[Data items]

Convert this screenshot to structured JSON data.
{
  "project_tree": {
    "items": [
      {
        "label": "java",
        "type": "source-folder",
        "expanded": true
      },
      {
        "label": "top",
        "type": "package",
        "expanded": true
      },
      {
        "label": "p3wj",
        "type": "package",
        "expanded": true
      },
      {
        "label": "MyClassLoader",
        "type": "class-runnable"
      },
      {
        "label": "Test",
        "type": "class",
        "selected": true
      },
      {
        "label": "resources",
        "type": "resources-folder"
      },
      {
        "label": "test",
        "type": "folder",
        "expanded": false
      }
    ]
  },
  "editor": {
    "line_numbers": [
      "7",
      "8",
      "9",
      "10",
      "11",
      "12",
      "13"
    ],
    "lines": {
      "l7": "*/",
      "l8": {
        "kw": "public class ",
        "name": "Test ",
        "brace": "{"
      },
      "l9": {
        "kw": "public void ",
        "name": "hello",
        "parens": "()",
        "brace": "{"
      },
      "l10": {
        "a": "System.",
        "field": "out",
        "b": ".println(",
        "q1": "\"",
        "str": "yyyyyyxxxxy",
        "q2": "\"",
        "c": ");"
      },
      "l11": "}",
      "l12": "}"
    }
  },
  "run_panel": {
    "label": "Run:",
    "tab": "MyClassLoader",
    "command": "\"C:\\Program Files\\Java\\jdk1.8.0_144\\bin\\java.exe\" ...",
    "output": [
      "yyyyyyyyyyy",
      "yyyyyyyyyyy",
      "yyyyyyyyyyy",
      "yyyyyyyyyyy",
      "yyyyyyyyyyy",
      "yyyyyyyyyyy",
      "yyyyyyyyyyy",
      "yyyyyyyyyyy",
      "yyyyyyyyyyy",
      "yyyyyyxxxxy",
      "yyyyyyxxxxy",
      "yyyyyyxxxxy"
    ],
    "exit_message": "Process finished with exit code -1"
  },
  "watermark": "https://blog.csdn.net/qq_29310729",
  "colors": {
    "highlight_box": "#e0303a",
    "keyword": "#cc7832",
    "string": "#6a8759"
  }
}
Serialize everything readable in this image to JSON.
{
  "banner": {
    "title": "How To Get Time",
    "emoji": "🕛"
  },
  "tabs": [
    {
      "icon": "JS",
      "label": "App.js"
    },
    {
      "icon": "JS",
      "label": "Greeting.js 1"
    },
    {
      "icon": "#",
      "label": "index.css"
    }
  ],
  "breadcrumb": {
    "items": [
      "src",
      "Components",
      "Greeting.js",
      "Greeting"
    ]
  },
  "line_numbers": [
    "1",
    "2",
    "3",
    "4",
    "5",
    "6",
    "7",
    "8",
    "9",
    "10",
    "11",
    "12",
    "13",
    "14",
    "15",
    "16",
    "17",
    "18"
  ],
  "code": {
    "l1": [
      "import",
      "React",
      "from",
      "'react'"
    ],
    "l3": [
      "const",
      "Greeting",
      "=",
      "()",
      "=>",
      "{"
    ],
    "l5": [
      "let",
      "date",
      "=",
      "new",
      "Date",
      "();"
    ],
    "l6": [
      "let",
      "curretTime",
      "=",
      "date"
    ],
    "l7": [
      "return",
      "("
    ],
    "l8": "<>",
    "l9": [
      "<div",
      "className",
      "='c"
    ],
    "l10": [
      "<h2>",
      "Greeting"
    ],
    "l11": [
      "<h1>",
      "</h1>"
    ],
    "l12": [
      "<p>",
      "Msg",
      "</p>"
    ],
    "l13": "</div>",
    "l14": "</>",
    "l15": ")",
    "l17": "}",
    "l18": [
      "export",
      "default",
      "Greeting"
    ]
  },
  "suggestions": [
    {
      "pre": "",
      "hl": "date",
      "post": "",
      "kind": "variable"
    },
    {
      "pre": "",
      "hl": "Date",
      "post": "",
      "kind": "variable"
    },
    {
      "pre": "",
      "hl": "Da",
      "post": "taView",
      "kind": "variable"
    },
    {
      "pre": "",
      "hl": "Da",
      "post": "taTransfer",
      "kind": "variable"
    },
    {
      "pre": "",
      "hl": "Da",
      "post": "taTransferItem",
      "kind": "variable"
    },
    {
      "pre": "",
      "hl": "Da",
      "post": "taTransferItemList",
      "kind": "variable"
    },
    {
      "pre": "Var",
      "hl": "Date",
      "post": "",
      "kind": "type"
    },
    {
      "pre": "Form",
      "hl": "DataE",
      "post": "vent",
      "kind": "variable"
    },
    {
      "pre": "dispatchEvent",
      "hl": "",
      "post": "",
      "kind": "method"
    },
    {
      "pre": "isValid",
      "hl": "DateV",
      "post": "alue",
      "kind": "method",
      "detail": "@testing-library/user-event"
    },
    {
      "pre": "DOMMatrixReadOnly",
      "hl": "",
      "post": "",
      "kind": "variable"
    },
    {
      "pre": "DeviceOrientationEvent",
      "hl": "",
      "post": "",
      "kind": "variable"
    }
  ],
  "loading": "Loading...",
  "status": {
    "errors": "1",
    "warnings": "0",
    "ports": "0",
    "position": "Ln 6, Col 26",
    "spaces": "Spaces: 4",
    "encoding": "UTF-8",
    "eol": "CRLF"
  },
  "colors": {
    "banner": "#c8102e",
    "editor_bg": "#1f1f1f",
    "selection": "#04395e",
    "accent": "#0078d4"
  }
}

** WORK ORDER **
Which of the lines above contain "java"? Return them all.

** RESPONSE TO THIS EXERCISE **
        "label": "java",
    "command": "\"C:\\Program Files\\Java\\jdk1.8.0_144\\bin\\java.exe\" ...",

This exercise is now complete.